> [YOUR ASSIGNMENT] Return all lines in the data where the string "title" can be found.

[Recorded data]
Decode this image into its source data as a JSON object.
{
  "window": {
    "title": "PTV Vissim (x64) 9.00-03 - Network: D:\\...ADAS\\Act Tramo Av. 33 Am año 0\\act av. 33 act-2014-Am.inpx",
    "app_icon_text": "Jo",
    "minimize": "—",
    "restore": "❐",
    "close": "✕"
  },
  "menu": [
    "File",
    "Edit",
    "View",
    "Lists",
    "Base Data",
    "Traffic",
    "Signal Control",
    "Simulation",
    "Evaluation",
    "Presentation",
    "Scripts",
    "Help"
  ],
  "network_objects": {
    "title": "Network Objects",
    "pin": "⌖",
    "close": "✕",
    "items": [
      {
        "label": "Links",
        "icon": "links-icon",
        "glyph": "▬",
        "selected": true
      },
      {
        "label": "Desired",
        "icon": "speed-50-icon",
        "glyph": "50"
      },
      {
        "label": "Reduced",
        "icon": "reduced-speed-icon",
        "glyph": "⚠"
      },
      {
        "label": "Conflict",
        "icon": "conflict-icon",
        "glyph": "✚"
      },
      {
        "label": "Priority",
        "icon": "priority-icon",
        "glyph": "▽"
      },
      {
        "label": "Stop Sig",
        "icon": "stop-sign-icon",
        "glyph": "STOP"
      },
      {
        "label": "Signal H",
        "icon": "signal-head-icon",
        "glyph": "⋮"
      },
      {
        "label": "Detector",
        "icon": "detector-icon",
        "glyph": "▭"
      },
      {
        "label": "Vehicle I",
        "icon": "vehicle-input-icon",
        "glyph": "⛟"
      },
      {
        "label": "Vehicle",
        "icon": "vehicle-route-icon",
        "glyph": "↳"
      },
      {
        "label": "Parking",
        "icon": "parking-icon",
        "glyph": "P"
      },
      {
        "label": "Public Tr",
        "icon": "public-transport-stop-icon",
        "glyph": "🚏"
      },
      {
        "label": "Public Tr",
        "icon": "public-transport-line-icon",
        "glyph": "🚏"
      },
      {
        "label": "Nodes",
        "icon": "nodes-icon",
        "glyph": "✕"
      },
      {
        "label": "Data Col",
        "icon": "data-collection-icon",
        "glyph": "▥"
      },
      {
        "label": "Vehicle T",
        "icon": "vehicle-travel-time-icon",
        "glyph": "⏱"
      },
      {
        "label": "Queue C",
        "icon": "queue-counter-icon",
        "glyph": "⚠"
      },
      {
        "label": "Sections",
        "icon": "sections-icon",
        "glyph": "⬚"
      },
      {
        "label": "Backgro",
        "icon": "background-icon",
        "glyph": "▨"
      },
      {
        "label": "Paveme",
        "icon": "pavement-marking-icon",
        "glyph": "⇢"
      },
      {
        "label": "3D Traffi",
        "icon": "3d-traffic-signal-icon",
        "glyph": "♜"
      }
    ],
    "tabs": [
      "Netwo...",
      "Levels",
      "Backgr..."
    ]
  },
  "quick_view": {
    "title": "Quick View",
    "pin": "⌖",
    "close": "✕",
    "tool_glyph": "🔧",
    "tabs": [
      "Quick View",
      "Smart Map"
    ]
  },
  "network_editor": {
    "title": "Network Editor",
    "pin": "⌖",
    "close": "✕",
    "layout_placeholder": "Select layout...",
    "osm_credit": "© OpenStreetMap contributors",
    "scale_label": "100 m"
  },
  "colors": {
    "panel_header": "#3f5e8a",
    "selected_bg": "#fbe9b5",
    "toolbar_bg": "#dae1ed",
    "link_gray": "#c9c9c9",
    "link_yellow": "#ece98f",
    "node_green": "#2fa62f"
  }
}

> [WRITTEN ANSWER]
    "title": "PTV Vissim (x64) 9.00-03 - Network: D:\\...ADAS\\Act Tramo Av. 33 Am año 0\\act av. 33 act-2014-Am.inpx",
    "title": "Network Objects",
    "title": "Quick View",
    "title": "Network Editor",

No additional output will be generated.